-- Task input follows --

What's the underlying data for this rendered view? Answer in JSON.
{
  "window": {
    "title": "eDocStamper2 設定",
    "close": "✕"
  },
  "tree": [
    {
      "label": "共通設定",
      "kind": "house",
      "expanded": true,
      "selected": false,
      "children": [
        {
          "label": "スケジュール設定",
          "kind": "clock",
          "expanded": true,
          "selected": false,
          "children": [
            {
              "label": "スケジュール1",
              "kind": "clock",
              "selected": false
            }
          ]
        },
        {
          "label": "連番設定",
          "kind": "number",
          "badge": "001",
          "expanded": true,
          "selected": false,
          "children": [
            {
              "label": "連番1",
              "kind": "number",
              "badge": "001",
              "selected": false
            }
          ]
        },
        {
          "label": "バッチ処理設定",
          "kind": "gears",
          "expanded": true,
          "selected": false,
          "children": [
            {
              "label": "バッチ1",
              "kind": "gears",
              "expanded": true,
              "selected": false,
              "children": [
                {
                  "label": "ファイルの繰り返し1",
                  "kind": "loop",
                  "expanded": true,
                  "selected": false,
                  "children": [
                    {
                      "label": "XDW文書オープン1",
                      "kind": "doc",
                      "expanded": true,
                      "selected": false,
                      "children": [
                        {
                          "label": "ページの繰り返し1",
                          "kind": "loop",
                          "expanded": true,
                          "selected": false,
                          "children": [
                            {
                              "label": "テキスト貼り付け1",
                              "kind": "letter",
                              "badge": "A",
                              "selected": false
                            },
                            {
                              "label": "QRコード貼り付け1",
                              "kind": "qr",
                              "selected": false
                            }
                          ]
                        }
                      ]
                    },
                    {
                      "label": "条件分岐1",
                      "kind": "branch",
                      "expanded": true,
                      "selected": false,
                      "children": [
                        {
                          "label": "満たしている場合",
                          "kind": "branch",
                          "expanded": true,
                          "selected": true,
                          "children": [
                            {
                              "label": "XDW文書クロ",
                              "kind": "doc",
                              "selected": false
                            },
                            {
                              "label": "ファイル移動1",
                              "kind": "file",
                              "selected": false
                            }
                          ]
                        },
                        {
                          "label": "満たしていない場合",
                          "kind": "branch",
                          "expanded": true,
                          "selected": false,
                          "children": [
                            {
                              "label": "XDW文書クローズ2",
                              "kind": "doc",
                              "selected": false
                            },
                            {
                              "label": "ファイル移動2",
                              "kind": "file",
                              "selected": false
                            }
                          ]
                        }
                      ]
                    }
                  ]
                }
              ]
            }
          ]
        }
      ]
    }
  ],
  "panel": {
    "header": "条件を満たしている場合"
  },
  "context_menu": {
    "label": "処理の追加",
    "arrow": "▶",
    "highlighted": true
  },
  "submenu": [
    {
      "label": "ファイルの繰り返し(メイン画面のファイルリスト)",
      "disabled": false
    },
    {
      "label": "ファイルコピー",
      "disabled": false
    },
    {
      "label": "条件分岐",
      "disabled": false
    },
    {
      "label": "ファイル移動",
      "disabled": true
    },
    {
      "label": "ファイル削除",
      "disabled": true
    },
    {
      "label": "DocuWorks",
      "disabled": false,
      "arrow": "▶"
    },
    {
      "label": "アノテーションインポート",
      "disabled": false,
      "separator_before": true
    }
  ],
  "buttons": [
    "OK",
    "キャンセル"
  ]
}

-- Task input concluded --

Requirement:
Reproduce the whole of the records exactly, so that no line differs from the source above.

Answer to this problem:
What's the underlying data for this rendered view? Answer in JSON.
{
  "window": {
    "title": "eDocStamper2 設定",
    "close": "✕"
  },
  "tree": [
    {
      "label": "共通設定",
      "kind": "house",
      "expanded": true,
      "selected": false,
      "children": [
        {
          "label": "スケジュール設定",
          "kind": "clock",
          "expanded": true,
          "selected": false,
          "children": [
            {
              "label": "スケジュール1",
              "kind": "clock",
              "selected": false
            }
          ]
        },
        {
          "label": "連番設定",
          "kind": "number",
          "badge": "001",
          "expanded": true,
          "selected": false,
          "children": [
            {
              "label": "連番1",
              "kind": "number",
              "badge": "001",
              "selected": false
            }
          ]
        },
        {
          "label": "バッチ処理設定",
          "kind": "gears",
          "expanded": true,
          "selected": false,
          "children": [
            {
              "label": "バッチ1",
              "kind": "gears",
              "expanded": true,
              "selected": false,
              "children": [
                {
                  "label": "ファイルの繰り返し1",
                  "kind": "loop",
                  "expanded": true,
                  "selected": false,
                  "children": [
                    {
                      "label": "XDW文書オープン1",
                      "kind": "doc",
                      "expanded": true,
                      "selected": false,
                      "children": [
                        {
                          "label": "ページの繰り返し1",
                          "kind": "loop",
                          "expanded": true,
                          "selected": false,
                          "children": [
                            {
                              "label": "テキスト貼り付け1",
                              "kind": "letter",
                              "badge": "A",
                              "selected": false
                            },
                            {
                              "label": "QRコード貼り付け1",
                              "kind": "qr",
                              "selected": false
                            }
                          ]
                        }
                      ]
                    },
                    {
                      "label": "条件分岐1",
                      "kind": "branch",
                      "expanded": true,
                      "selected": false,
                      "children": [
                        {
                          "label": "満たしている場合",
                          "kind": "branch",
                          "expanded": true,
                          "selected": true,
                          "children": [
                            {
                              "label": "XDW文書クロ",
                              "kind": "doc",
                              "selected": false
                            },
                            {
                              "label": "ファイル移動1",
                              "kind": "file",
                              "selected": false
                            }
                          ]
                        },
                        {
                          "label": "満たしていない場合",
                          "kind": "branch",
                          "expanded": true,
                          "selected": false,
                          "children": [
                            {
                              "label": "XDW文書クローズ2",
                              "kind": "doc",
                              "selected": false
                            },
                            {
                              "label": "ファイル移動2",
                              "kind": "file",
                              "selected": false
                            }
                          ]
                        }
                      ]
                    }
                  ]
                }
              ]
            }
          ]
        }
      ]
    }
  ],
  "panel": {
    "header": "条件を満たしている場合"
  },
  "context_menu": {
    "label": "処理の追加",
    "arrow": "▶",
    "highlighted": true
  },
  "submenu": [
    {
      "label": "ファイルの繰り返し(メイン画面のファイルリスト)",
      "disabled": false
    },
    {
      "label": "ファイルコピー",
      "disabled": false
    },
    {
      "label": "条件分岐",
      "disabled": false
    },
    {
      "label": "ファイル移動",
      "disabled": true
    },
    {
      "label": "ファイル削除",
      "disabled": true
    },
    {
      "label": "DocuWorks",
      "disabled": false,
      "arrow": "▶"
    },
    {
      "label": "アノテーションインポート",
      "disabled": false,
      "separator_before": true
    }
  ],
  "buttons": [
    "OK",
    "キャンセル"
  ]
}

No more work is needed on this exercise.